[Start of Attachment]

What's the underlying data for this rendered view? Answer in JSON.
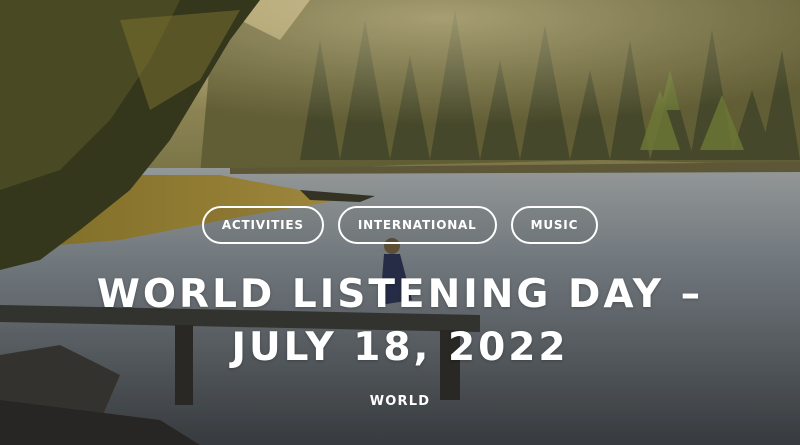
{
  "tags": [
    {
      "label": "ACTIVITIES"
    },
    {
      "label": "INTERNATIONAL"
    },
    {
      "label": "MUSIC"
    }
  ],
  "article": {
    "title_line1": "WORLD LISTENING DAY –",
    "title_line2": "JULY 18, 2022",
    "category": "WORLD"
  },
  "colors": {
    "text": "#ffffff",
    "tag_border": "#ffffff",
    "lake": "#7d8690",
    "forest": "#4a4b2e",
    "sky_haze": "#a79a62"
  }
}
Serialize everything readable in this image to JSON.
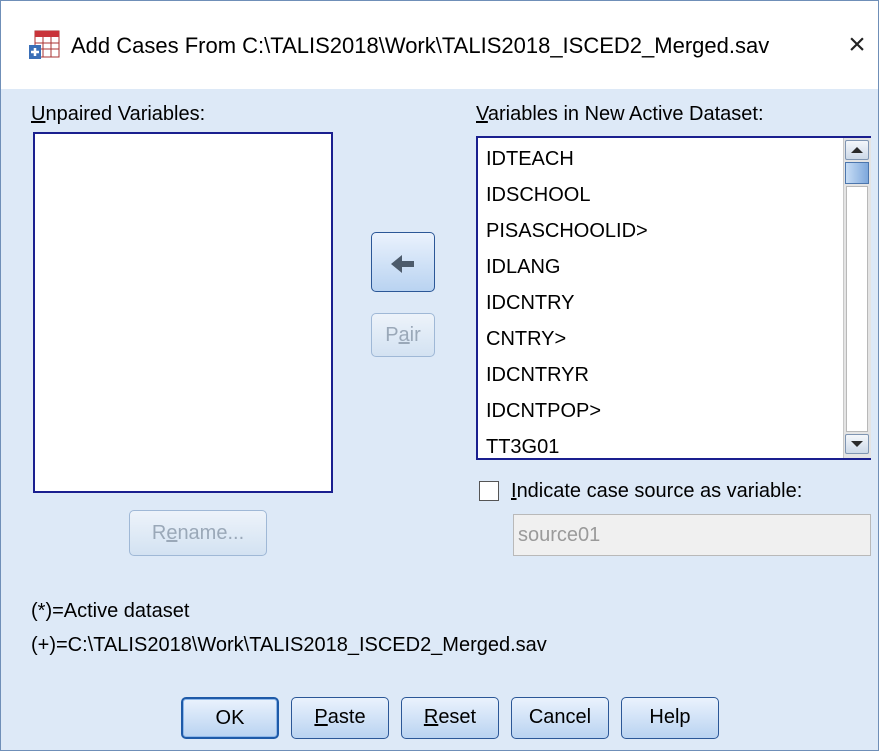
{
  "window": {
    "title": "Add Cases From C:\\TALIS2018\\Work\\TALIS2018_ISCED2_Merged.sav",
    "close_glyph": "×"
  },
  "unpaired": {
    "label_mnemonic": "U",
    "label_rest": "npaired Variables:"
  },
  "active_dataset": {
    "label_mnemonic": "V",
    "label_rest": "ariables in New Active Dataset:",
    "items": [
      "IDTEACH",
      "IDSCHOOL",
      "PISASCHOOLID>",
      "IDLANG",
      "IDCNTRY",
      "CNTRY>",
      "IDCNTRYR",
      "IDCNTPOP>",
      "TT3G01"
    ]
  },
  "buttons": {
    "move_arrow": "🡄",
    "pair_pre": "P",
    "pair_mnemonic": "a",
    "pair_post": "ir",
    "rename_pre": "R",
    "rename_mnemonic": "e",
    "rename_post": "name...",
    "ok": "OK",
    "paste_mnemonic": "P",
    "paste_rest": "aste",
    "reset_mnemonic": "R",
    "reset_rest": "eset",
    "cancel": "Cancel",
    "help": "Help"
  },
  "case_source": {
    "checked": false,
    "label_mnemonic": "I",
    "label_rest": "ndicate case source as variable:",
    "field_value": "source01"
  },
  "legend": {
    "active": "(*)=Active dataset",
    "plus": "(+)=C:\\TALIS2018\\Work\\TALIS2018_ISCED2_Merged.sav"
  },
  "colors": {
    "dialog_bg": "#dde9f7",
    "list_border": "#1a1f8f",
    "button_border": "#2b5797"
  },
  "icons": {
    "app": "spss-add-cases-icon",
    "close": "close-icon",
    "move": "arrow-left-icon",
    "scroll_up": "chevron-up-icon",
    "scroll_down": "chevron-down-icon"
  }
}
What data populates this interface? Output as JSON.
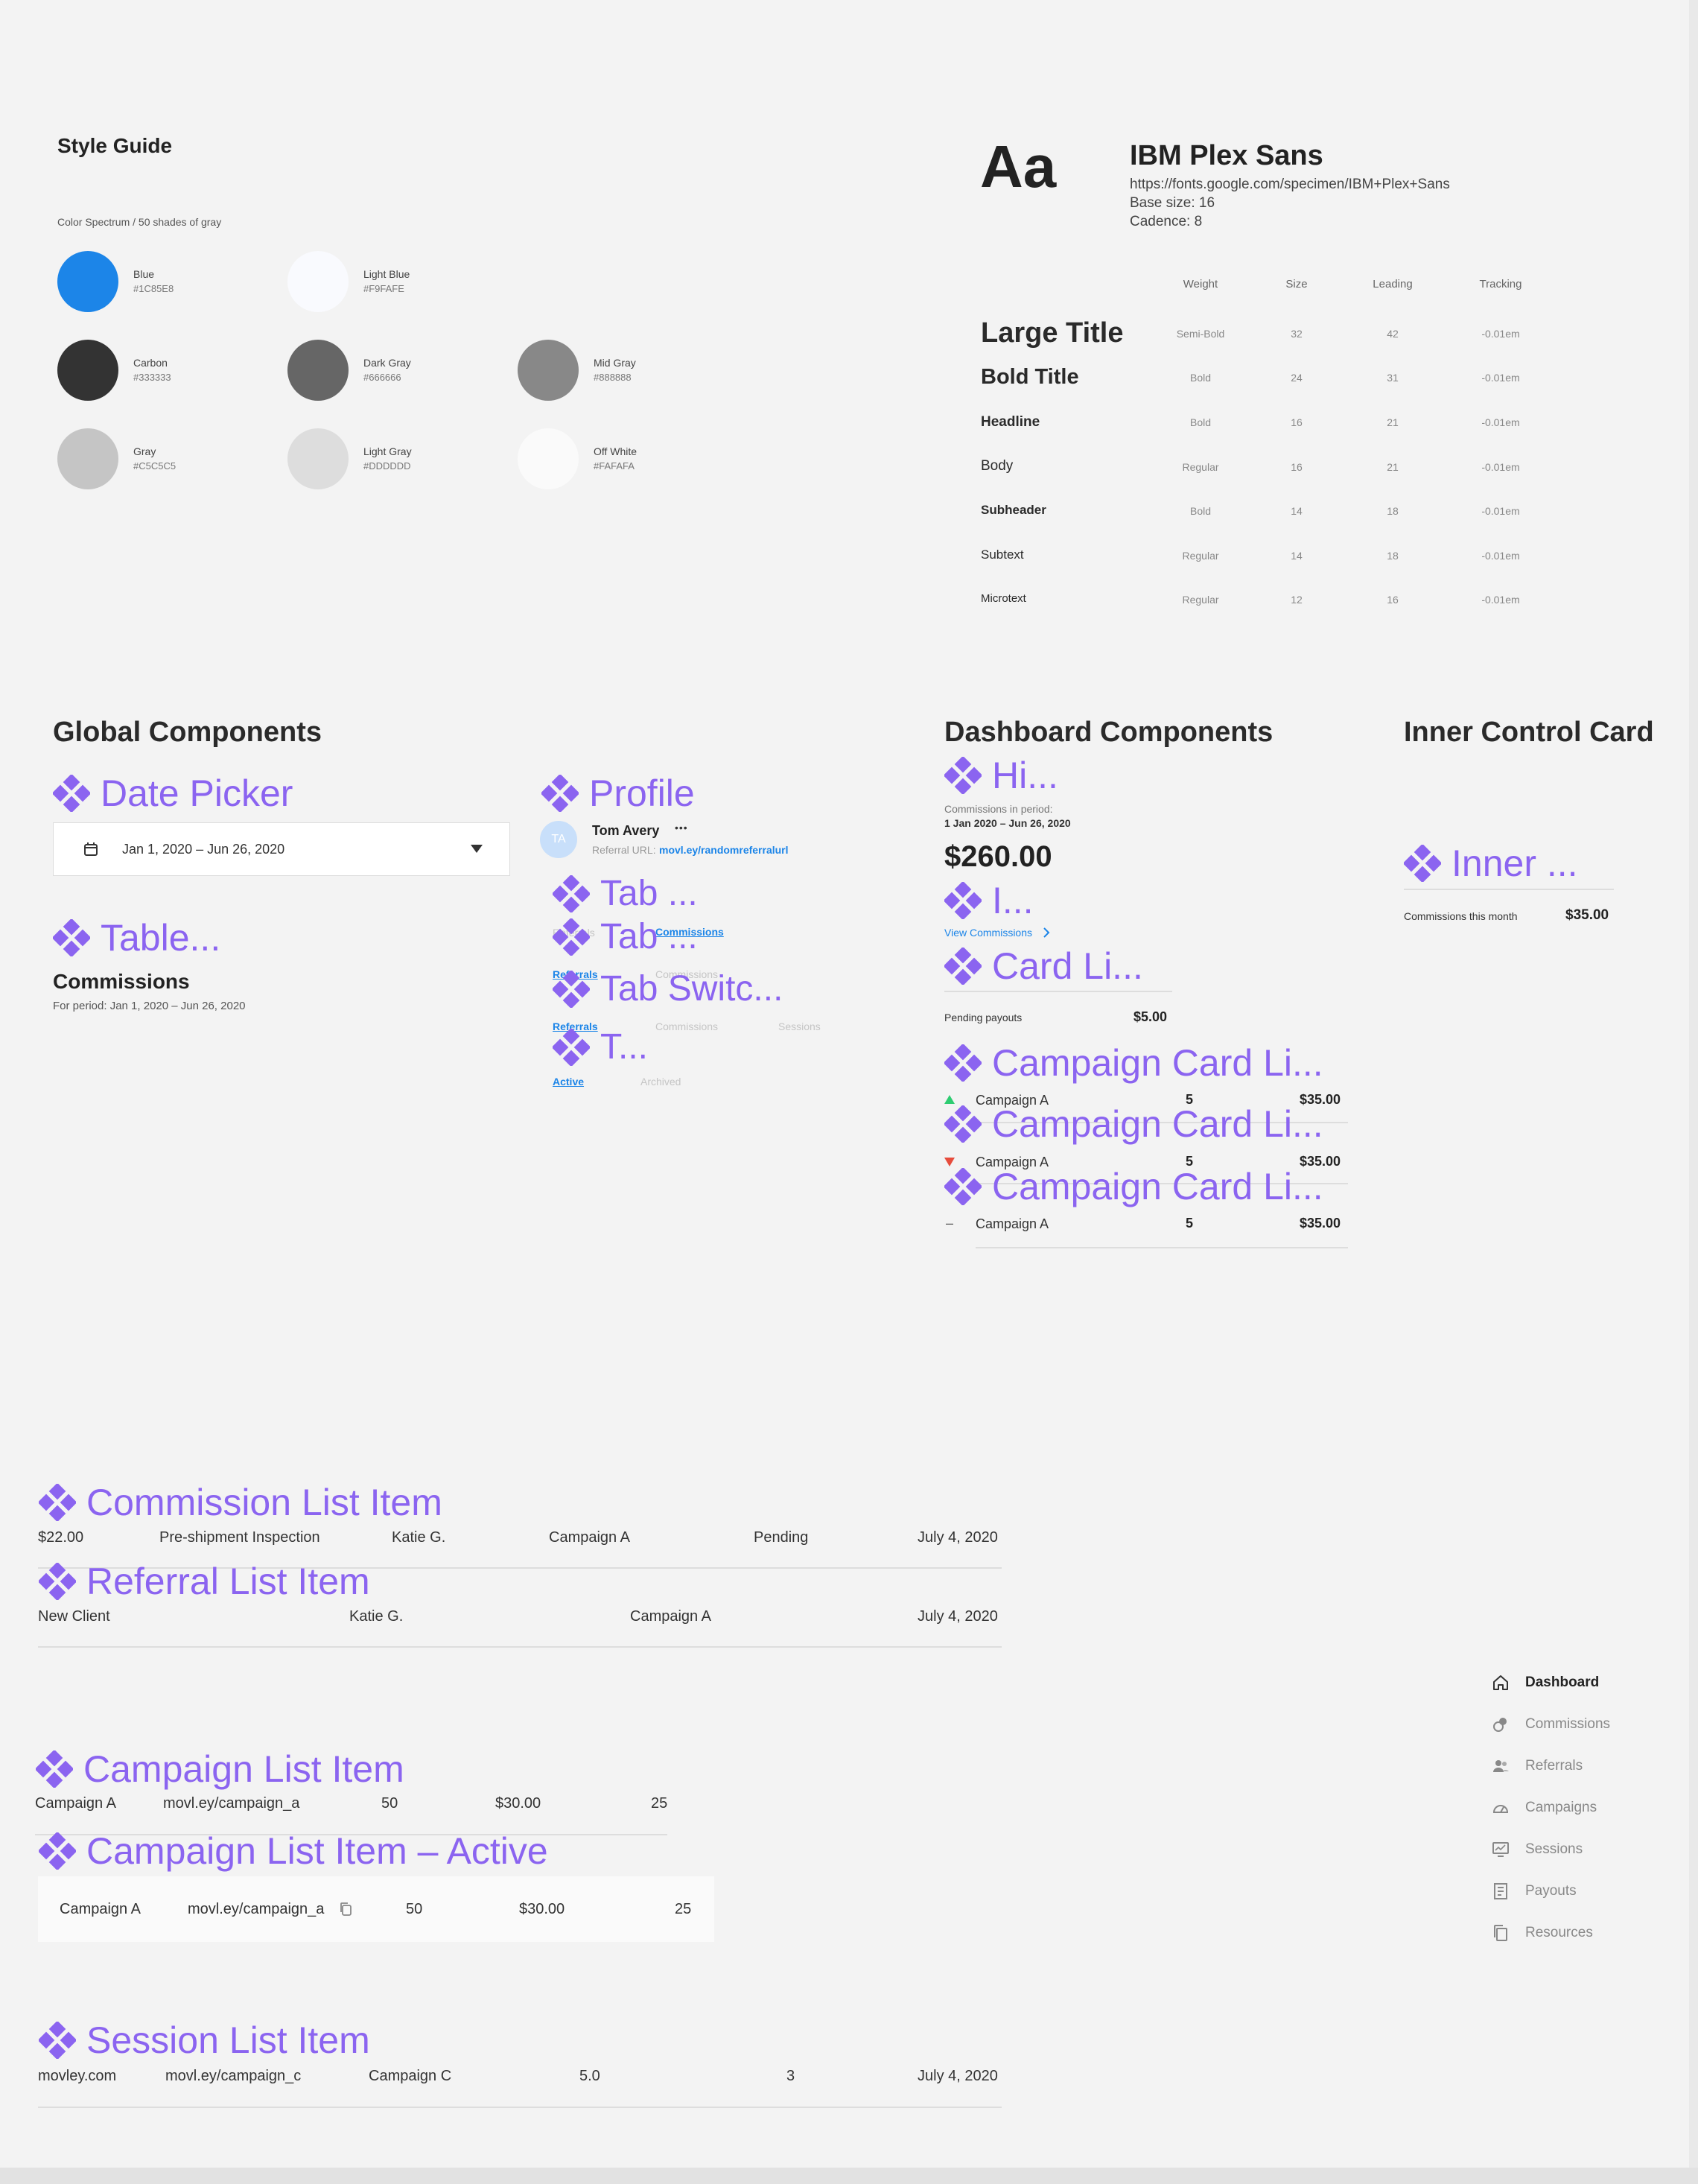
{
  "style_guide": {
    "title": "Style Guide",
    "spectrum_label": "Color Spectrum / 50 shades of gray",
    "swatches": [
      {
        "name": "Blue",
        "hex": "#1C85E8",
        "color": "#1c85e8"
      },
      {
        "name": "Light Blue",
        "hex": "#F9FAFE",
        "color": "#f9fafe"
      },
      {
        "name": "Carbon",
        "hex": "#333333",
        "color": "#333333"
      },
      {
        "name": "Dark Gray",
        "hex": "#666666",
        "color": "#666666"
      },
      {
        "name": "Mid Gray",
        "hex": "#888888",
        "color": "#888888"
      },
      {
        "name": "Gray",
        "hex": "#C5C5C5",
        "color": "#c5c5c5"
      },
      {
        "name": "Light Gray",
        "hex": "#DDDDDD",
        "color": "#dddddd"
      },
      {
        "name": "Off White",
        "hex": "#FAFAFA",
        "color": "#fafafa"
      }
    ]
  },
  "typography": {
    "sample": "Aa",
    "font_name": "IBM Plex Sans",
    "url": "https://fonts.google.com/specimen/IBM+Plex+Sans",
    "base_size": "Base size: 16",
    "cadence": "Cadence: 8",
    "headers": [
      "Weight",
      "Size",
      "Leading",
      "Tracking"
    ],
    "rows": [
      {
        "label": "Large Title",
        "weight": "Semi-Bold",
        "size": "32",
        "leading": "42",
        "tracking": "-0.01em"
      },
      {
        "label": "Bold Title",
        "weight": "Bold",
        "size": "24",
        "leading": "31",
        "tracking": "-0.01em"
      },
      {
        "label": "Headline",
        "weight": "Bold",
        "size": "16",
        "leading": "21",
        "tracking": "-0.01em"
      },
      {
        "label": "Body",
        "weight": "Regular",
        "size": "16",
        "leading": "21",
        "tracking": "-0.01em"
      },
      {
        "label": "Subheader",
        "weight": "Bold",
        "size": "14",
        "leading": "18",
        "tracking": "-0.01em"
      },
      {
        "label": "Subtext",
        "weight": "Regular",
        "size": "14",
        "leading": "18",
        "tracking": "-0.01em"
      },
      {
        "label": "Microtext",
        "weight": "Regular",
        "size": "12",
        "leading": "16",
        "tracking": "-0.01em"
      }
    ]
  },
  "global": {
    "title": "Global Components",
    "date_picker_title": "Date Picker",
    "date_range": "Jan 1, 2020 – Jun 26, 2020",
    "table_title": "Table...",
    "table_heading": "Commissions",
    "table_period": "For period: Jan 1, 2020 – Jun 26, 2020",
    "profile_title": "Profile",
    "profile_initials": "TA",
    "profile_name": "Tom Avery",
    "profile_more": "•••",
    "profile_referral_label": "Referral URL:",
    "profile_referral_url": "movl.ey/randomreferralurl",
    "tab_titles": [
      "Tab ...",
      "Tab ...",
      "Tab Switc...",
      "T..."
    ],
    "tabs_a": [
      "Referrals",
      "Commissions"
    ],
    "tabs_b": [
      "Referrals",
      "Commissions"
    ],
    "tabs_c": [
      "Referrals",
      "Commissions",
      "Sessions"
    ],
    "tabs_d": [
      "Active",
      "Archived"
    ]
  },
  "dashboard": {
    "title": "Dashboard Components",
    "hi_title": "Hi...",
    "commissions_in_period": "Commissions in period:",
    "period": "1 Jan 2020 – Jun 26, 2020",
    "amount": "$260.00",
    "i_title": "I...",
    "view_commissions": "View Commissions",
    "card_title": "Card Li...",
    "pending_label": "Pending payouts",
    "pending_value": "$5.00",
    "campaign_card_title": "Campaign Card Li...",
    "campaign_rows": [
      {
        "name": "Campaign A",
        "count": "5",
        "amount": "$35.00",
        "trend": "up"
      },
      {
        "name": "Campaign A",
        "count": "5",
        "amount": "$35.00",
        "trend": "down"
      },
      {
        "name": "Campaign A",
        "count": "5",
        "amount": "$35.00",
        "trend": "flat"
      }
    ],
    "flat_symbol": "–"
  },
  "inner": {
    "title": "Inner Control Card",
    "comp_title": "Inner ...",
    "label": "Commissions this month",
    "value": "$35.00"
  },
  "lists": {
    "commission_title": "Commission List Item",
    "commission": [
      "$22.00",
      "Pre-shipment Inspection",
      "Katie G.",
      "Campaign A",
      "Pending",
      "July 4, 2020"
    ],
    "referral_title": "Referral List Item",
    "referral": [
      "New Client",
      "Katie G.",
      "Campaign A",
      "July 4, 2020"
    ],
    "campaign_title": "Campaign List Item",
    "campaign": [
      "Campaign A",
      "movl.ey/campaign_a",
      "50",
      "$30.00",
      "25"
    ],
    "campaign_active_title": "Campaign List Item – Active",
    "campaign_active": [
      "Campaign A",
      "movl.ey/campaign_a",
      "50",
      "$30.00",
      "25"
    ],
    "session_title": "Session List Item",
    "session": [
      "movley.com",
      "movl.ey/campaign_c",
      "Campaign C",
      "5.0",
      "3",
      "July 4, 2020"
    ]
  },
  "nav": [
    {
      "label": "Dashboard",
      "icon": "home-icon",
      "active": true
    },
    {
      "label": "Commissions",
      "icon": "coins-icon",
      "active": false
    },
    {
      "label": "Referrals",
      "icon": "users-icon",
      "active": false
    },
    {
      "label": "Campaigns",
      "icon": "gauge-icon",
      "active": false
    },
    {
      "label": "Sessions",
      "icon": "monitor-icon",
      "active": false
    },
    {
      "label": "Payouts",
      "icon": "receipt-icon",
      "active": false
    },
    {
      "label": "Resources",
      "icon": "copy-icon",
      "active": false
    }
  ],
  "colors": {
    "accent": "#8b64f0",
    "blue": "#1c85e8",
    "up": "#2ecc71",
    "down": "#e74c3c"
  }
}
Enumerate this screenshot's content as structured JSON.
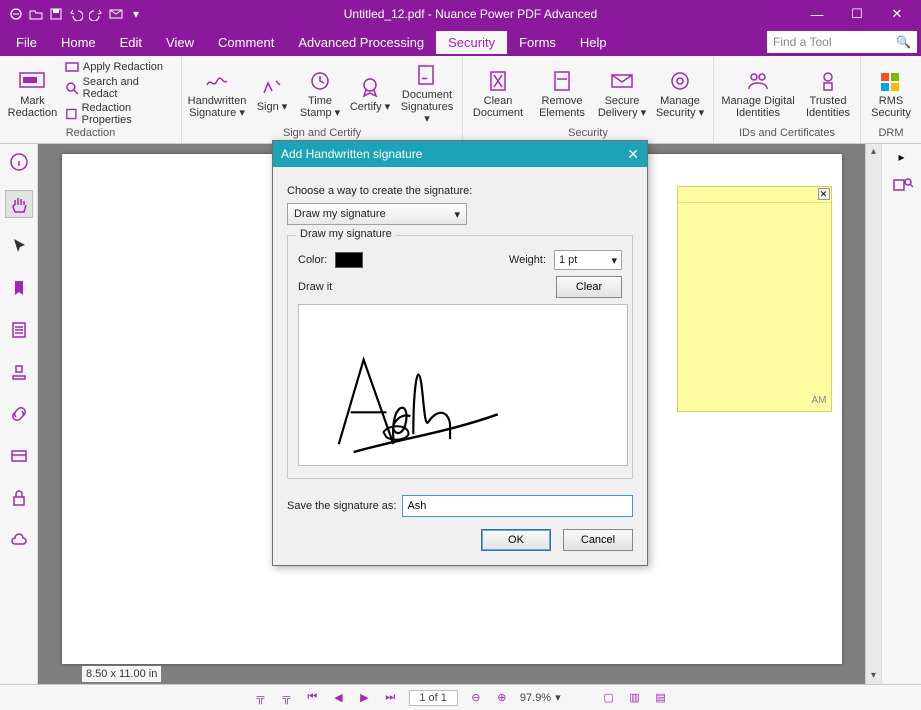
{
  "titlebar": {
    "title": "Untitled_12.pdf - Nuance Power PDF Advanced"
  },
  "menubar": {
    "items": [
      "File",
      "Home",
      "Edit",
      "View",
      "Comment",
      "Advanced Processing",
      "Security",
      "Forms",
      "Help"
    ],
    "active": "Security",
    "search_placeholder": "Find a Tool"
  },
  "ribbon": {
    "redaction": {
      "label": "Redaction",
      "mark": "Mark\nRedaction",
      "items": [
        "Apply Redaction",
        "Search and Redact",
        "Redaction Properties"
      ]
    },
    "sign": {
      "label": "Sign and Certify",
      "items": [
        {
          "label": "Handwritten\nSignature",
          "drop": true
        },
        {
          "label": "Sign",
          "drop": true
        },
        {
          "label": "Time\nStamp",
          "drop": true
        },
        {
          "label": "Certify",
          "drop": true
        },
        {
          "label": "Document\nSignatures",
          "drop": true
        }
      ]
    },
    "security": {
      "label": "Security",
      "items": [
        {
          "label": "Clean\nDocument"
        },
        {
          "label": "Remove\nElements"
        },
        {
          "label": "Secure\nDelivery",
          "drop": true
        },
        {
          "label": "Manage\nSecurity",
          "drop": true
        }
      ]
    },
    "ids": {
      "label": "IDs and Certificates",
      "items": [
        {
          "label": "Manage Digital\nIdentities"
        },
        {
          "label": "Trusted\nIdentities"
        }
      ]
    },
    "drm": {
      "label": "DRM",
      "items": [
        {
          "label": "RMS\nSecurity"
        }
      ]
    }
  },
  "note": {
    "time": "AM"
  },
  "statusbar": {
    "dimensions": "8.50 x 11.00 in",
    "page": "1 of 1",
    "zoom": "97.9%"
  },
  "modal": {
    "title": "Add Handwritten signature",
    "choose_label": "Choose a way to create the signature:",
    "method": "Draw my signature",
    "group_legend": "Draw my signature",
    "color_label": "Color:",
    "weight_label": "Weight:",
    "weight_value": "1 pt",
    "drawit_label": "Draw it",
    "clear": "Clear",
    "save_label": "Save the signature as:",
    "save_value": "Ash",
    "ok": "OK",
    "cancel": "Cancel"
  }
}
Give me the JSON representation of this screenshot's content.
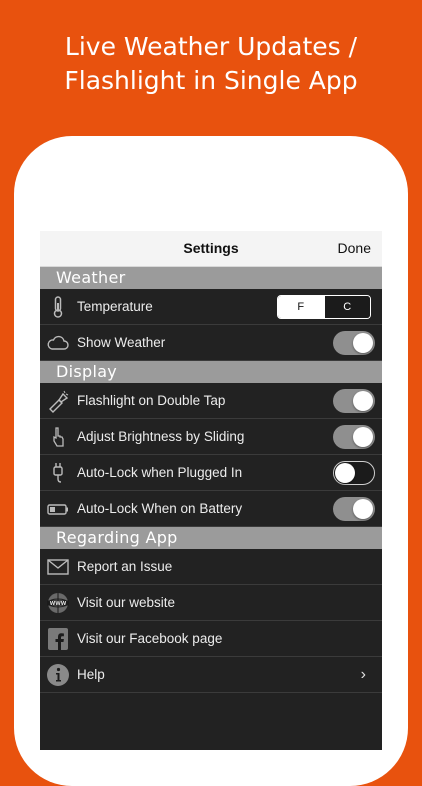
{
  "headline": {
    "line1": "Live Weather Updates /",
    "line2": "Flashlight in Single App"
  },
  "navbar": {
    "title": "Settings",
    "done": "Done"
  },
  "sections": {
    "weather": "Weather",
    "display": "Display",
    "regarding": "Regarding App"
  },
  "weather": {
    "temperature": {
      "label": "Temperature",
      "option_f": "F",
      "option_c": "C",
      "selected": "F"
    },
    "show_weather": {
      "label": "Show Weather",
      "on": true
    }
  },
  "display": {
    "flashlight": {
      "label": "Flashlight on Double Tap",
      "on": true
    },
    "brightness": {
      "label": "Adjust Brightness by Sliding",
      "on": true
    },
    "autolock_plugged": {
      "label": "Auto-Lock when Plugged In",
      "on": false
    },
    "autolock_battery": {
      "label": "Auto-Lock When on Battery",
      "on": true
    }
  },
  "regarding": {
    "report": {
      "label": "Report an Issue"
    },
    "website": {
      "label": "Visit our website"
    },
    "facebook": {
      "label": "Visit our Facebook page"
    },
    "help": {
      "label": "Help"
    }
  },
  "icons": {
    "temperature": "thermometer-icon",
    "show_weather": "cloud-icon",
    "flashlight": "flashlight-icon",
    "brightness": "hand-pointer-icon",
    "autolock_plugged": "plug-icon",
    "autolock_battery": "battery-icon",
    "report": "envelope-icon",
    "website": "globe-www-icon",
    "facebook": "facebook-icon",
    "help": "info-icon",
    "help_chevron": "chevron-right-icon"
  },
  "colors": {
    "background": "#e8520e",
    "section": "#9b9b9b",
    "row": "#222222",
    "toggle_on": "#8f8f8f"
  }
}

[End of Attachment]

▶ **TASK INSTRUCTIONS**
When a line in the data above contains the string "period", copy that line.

▶ **SOLVED EXERCISE**
    "table_period": "For period: Jan 1, 2020 – Jun 26, 2020",
    "commissions_in_period": "Commissions in period:",
    "period": "1 Jan 2020 – Jun 26, 2020",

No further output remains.